It is customary during the month of October for reformed churches to remember their historical roots and for reformed Christians to reflect upon their identity as protestants.
Bible study during the month of October 2013 was held at the McShaffrey home and we considered the historical background, scriptural basis, and modern implications of the Five Solas of the protestant reformation.
I. Sola Scriptura – “Scripture Alone”
Historical Context – The roman church acknowledged three sources of truth which resulted in the binding of consciences with extra-biblical doctrines:
- Holy Scriptures
- Oral Traditions
- The Magisterium
OT: Psalm 19:7-11
NT: 2 Timothy 3:10-17
Modern Implications – Historically speaking, men like Wycliffe, Hus, and Tyndale were persecuted for trying to get the Bible into men’s hands. Today, Bibles are available in nearly every language and on the shelf of nearly every home.
Do we even care anymore? Do we read it? Do we allow it [alone] to determine our theology, worship, piety, and ethics?
II. Solus Christus – “Christ Alone”
Historical Context – The roman church caused the people to trust in human mediators who were presumably a little closer to God than we were and, therefore, able to help us approach him:
- Submission to the Pope
- Confession to the Priests
- Prayer to the Saints
OT: Job 9:1-3, 32-33
NT: 1 Timothy 2:5
Modern Implications – Romanism continues to extol human mediators. Mary has even been elevated to the position of co-redemptrix. Protestant churches has even begun to soften the exclusivity of Christ’s claims as the only Mediator (John 14:6).
We must remain steadfast in our “Christ Alone” conviction so that he alone is confessed and exalted (Phil. 2:9-11).
III. Sola Gratia – “Grace Alone”
Historical Context – The roman church has chosen the “middle ground” between three historic understandings of man’s ability to contribute to his salvation:
- Pelagian (man has what it takes)
- Semi-Pelagian (man needs God’s help)
- Augustinian (man contributes nothing)
OT: Psalm 14:2-3
NT: Ephesians 2:1-10
Modern Implications – Rome continues to place unwarranted confidence in the ability of man to participate in his own salvation. Evangelicals are guilty of doing the same by promoting their “gospels” of self-esteem and self-help.
We must maintain our utter dependence upon God’s unmerited favor from beginning to end.
IV. Sola Fide – “Faith Alone”
Historical Context – The roman church claims that faith alone is not sufficient to justify man. Works are also necessary, not just as proof of the genuineness of our faith, but in this manner:
- Justification is an ongoing process
- It begins by grace and through faith
- But it is kept and increased through works
OT: Habakkuk 2:4
NT: Romans 3:20-21

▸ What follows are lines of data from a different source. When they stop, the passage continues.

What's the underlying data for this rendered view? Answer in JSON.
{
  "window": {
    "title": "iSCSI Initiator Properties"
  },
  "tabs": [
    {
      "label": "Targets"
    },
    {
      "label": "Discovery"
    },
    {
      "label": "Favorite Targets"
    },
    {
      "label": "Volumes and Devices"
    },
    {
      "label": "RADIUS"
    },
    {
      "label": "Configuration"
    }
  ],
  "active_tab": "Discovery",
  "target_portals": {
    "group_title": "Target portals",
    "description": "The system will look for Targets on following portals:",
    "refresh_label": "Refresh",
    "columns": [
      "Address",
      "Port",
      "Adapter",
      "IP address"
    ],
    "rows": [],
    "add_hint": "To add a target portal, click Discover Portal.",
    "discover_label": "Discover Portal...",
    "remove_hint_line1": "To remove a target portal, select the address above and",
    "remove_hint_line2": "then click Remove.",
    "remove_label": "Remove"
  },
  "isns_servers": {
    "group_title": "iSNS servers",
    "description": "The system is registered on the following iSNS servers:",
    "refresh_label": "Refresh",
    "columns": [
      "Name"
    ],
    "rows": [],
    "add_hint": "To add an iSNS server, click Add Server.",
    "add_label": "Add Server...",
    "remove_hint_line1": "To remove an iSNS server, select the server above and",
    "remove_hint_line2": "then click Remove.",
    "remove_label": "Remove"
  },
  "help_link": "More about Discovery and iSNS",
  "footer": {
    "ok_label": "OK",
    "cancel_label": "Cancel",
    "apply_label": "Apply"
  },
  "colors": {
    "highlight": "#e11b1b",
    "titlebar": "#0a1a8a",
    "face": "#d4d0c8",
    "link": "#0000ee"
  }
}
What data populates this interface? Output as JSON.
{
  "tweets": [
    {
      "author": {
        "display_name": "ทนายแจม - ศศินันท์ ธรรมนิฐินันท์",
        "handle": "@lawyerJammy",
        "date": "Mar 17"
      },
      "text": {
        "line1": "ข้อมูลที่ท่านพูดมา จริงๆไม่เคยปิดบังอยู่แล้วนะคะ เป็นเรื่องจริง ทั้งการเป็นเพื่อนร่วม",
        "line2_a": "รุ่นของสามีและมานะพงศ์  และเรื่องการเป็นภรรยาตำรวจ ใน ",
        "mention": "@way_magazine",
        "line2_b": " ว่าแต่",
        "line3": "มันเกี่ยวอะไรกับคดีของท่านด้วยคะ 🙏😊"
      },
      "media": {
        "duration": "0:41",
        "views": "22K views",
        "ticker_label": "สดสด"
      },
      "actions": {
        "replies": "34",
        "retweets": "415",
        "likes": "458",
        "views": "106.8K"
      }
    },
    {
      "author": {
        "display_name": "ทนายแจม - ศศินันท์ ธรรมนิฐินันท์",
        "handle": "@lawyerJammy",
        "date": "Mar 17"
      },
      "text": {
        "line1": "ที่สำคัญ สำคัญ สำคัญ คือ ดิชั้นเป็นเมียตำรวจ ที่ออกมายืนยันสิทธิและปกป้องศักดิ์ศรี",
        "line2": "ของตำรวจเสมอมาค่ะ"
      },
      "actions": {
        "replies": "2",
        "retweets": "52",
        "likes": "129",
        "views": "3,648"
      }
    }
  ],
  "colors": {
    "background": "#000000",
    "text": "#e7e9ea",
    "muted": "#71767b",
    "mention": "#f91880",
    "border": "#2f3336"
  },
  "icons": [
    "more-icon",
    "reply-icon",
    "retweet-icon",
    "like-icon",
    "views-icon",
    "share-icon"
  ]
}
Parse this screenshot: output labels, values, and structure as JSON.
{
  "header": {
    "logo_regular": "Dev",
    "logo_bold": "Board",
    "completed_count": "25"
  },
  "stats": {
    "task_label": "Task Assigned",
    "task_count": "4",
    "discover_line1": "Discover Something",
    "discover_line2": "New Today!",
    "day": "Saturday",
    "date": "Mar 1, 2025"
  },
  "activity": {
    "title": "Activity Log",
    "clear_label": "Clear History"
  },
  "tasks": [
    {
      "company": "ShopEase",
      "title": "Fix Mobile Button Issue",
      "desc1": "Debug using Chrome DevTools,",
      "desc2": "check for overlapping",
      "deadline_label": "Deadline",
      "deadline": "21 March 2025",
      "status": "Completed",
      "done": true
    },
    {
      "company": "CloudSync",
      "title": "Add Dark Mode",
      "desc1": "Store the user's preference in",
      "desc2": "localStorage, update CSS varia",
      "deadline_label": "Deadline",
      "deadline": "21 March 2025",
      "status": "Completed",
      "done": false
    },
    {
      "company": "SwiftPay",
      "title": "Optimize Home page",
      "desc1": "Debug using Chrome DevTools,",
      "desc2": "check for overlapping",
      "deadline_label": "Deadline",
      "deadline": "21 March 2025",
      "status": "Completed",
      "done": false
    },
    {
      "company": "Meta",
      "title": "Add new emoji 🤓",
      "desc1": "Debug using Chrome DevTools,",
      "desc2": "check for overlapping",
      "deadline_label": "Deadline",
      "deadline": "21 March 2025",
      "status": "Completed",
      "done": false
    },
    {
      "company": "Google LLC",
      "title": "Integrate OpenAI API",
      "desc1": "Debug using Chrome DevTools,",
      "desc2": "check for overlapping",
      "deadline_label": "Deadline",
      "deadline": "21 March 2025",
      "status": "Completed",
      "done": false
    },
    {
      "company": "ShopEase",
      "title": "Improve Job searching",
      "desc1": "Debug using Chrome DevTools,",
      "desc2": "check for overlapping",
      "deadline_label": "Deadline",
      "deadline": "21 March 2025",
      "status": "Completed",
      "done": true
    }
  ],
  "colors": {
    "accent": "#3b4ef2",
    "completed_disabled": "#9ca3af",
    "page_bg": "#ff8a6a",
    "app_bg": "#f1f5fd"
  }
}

Modern Implications – Rome has officially pronounced “anathema” upon those who believe that faith alone justifies. Evangelicals sometimes give the unfortunate impression that works are indeed essential to our justification.
We must maintain our confession that a man is justified NOT by the works of the law, but by faith alone.
V. Soil Deo Gloria – “To God Alone be the Glory”
Historical Context – The roman church, due to its teachings on ecclesiology and soteriology, (unwittingly?) ends up ascribing glory to things other than God. Examples:
- Veneration of Places and Relics
- Veneration Saints and Martyrs
- Veneration of the Consecrated Host
OT: Isaiah 42:8, 48:11
NT: Revelation 4:8-11, 5:8-14
Modern Implications – The roman church displaced the centrality of God’s glory through its forms of worship and devotion.Evangelicals commit similar errors when they turn worship into entertainment and preaching into marketing.
We must continue to guard jealously the glory of our God against all that threatens to steal (or even share) it.